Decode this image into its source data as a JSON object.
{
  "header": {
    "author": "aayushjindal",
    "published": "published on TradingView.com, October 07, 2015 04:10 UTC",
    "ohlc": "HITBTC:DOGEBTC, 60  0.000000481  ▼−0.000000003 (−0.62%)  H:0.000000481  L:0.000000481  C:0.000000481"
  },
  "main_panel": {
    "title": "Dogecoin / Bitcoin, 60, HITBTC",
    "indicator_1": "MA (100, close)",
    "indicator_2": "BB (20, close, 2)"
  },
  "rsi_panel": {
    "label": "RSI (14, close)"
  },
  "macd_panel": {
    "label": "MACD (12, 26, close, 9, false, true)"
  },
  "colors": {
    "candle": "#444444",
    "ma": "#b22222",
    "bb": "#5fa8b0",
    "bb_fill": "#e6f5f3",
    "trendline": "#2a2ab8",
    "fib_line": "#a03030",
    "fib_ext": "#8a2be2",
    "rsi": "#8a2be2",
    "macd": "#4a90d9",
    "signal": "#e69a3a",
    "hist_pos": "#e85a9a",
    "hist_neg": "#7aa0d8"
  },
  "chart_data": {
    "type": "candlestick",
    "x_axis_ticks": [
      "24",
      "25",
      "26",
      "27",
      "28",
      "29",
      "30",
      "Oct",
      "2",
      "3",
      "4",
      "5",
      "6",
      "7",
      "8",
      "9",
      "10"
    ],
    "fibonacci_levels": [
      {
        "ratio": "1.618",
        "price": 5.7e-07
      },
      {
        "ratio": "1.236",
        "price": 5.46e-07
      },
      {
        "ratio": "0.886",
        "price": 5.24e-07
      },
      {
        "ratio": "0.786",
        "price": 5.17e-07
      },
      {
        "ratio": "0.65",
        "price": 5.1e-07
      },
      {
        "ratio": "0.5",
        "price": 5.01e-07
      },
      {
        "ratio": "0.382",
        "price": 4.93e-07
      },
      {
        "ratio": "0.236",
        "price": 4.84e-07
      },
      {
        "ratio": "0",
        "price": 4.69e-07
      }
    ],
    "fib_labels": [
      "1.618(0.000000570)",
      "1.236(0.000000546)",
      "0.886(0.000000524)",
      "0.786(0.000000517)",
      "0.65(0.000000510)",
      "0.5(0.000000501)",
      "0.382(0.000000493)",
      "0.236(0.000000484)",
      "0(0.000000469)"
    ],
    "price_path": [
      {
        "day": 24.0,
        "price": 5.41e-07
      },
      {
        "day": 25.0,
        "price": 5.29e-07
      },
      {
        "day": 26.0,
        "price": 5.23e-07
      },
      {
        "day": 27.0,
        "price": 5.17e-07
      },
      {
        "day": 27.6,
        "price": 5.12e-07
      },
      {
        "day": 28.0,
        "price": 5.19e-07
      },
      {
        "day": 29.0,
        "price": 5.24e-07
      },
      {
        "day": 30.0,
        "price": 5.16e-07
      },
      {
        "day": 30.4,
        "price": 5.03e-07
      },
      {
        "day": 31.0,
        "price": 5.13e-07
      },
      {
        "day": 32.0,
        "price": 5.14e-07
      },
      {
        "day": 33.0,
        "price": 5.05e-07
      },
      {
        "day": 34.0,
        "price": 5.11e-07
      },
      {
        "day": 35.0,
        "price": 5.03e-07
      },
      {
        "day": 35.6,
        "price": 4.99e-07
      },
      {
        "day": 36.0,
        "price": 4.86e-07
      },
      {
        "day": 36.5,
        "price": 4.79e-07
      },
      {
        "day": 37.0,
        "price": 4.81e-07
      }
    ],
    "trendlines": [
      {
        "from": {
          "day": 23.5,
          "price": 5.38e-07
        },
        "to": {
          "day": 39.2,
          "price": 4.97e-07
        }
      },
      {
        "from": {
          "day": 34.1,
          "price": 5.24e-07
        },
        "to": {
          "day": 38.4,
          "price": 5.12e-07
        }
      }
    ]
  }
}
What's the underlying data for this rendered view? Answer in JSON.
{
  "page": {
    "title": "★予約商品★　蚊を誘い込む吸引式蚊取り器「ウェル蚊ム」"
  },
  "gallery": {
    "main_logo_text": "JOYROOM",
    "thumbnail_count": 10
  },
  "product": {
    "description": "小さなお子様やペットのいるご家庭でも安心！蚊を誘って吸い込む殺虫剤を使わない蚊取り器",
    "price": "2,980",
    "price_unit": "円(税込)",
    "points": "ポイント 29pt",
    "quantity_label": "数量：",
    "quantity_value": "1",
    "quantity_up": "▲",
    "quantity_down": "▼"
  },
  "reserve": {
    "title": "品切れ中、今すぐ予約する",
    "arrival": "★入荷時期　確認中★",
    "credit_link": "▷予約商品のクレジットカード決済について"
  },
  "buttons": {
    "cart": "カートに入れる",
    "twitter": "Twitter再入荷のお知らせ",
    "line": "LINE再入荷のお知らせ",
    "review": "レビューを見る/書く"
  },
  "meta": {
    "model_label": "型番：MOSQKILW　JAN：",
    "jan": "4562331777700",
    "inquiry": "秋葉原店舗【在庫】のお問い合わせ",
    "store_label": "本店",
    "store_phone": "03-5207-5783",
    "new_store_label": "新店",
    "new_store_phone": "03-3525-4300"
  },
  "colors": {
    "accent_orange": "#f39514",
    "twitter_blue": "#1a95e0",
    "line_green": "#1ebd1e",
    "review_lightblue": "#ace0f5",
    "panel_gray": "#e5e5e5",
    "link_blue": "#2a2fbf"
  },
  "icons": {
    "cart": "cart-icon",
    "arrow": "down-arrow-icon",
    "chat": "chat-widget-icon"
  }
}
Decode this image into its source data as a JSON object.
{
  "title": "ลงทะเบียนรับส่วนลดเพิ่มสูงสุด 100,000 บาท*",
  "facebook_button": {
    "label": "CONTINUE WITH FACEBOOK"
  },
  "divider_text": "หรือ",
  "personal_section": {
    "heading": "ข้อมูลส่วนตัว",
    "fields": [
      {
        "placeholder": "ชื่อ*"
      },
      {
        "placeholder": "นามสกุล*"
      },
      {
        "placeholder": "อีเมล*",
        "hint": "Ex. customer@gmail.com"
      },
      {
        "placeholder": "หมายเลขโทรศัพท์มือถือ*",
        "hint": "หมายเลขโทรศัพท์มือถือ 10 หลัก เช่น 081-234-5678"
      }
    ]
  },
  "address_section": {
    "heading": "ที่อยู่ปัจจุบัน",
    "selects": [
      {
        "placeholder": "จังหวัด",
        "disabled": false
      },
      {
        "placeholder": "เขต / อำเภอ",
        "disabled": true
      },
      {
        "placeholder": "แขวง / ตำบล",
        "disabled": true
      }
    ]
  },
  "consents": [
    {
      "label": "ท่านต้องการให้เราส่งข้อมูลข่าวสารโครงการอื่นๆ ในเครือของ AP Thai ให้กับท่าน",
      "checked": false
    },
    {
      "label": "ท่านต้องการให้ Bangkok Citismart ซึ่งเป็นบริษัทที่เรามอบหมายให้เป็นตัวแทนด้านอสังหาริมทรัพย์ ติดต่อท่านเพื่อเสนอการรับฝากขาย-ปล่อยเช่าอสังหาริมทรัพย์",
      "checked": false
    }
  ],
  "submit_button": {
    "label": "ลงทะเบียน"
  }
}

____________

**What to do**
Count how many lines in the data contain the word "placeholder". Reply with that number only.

**Solved problem**
7